Most often, child protection workers from non-governmental organizations (NGOs) visit communities, establish a modicum of rapport, explain their purpose, and then conduct an assessment of the child protection issues in the community. Typically, the assessment focuses more on risks and deficits than on community strengths. Based on the findings, the NGO workers design an appropriate program and invite the communities to partner on its implementation. This top-down approach concentrates power in the hands of the NGO, does little to build collective agency and resilience, and quietly casts the community into a position of dependency.
A useful way of turning this around and creating a foundation for community-led work is to enter the community in a more respectful manner that focuses on deeper learning about community resilience, views, and strengths as well as risks to children.
The purpose of this chapter is to provide an overview of the initial learning phase that sets the stage for community-led work. Its objectives are to:
- outline an approach that builds trust, positive relationships, and community agency right from the initial engagement;
- show how an open, grounded approach to learning goes deeper than most rapid child protection assessments and helps enable a community-led approach; and
- emphasize the importance of feeding findings back to the community in a way that prompts reflection about what local people can do to help address the harms to children.
Key Question for Practitioners
In working with communities on child protection, what is potentially lost by asking mostly pre-packaged questions, and what do we potentially gain by asking more open-ended questions?
Even before the learning phase begins, how we engage initially with the community has significant implications for the power dynamics and relationship with the community. To enter into a community in a respectful manner, we should adhere to local norms and expectations. For example, in a Muslim country, the norm may be to meet first with key imams and the shura, the group of male community elders.
In the first meeting, it is essential to greet the local leaders in the appropriate manner, and to dress and behave in a way that local people will see as respectful.
To enable deep listening about the local context, it is important to take a slower approach to assessment than is typically used and to adopt the attitude that “we don’t know what we don’t know.” After all, local people may have views and categories that do not fit outsiders’ understandings.

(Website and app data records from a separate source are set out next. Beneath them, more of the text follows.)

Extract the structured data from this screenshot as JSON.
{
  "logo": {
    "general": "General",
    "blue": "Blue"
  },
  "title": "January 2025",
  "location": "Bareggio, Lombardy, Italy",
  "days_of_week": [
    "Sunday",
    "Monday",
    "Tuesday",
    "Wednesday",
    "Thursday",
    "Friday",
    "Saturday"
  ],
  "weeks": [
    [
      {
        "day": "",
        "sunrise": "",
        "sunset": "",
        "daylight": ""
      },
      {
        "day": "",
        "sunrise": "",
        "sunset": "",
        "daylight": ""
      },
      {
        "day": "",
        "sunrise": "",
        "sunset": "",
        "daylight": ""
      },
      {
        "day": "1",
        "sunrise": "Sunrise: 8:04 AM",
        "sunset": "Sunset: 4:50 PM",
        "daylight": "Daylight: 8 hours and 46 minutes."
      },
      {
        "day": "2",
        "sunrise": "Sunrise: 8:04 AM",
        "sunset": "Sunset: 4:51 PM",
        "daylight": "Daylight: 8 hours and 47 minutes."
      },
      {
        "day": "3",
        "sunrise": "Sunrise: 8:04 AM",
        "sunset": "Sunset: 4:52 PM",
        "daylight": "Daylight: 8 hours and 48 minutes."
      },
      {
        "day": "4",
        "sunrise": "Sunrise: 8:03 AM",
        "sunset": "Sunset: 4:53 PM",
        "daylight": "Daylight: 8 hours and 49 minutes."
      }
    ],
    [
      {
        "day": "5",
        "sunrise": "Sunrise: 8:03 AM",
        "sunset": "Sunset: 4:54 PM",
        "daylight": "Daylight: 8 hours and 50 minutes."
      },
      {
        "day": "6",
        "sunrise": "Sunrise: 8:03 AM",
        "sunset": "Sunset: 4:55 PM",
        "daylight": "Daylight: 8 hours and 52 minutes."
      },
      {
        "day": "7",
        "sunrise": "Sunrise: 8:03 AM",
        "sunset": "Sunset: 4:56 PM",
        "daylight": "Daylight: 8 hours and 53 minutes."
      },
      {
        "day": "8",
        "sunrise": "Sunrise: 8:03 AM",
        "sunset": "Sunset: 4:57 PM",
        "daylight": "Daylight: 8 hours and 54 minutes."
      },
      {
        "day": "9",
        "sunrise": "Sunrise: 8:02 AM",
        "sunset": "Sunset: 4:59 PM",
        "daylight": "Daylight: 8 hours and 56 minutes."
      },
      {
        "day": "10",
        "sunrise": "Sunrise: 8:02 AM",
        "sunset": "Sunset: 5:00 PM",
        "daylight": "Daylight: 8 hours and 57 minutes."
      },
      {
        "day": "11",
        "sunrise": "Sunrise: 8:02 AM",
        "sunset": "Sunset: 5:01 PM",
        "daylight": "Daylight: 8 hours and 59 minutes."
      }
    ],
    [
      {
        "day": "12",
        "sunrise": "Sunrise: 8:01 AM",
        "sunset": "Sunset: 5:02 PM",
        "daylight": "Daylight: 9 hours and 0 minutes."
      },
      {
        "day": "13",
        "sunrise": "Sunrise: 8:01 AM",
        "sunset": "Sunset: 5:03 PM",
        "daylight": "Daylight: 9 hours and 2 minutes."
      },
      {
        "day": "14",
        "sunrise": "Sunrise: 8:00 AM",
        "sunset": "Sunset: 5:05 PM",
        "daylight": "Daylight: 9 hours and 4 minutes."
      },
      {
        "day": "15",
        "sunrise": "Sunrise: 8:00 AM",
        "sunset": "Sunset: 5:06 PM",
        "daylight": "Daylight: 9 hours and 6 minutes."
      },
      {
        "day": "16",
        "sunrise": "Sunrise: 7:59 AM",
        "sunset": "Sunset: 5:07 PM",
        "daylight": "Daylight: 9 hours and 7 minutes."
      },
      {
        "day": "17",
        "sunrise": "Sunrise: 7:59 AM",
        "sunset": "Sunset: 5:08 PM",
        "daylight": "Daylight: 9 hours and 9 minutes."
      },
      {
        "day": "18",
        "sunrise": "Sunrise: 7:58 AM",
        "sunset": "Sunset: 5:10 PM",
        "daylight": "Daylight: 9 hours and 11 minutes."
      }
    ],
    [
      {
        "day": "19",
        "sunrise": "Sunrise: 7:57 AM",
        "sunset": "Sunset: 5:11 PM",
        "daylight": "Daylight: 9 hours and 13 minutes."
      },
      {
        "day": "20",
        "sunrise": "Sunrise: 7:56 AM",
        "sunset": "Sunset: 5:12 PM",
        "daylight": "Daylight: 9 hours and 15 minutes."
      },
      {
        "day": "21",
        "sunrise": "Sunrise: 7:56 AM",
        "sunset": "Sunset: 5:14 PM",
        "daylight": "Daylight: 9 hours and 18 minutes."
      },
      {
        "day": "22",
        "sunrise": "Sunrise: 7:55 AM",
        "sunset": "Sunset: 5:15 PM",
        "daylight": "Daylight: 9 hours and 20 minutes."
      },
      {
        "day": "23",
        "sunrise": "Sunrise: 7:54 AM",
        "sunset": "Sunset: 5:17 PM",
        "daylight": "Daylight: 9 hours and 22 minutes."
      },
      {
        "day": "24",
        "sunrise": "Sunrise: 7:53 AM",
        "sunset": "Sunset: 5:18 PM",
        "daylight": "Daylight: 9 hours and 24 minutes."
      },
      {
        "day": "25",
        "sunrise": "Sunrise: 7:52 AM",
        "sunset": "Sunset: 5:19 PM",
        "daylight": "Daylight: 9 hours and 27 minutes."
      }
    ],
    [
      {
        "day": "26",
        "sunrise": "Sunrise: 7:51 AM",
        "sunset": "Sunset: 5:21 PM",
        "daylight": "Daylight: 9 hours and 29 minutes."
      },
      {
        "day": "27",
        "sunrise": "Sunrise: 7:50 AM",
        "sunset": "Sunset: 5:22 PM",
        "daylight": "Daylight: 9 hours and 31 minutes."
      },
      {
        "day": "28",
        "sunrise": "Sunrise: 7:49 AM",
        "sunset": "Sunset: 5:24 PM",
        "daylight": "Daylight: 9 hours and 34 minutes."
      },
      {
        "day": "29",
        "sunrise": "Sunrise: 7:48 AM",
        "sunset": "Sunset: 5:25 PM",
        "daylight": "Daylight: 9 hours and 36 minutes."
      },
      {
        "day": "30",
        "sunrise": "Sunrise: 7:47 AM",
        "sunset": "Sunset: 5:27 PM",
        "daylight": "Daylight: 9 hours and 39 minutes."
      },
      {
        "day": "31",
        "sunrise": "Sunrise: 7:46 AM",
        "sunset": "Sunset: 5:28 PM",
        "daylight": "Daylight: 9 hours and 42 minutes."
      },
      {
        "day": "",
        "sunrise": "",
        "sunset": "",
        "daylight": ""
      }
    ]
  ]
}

Even their view of who “children” are may differ considerably from that of outsiders.
Although community members have participated in the learning process, different people may have taken part in different activities and may not have the “big picture” that comes from a collective sharing and discussion of the overall findings.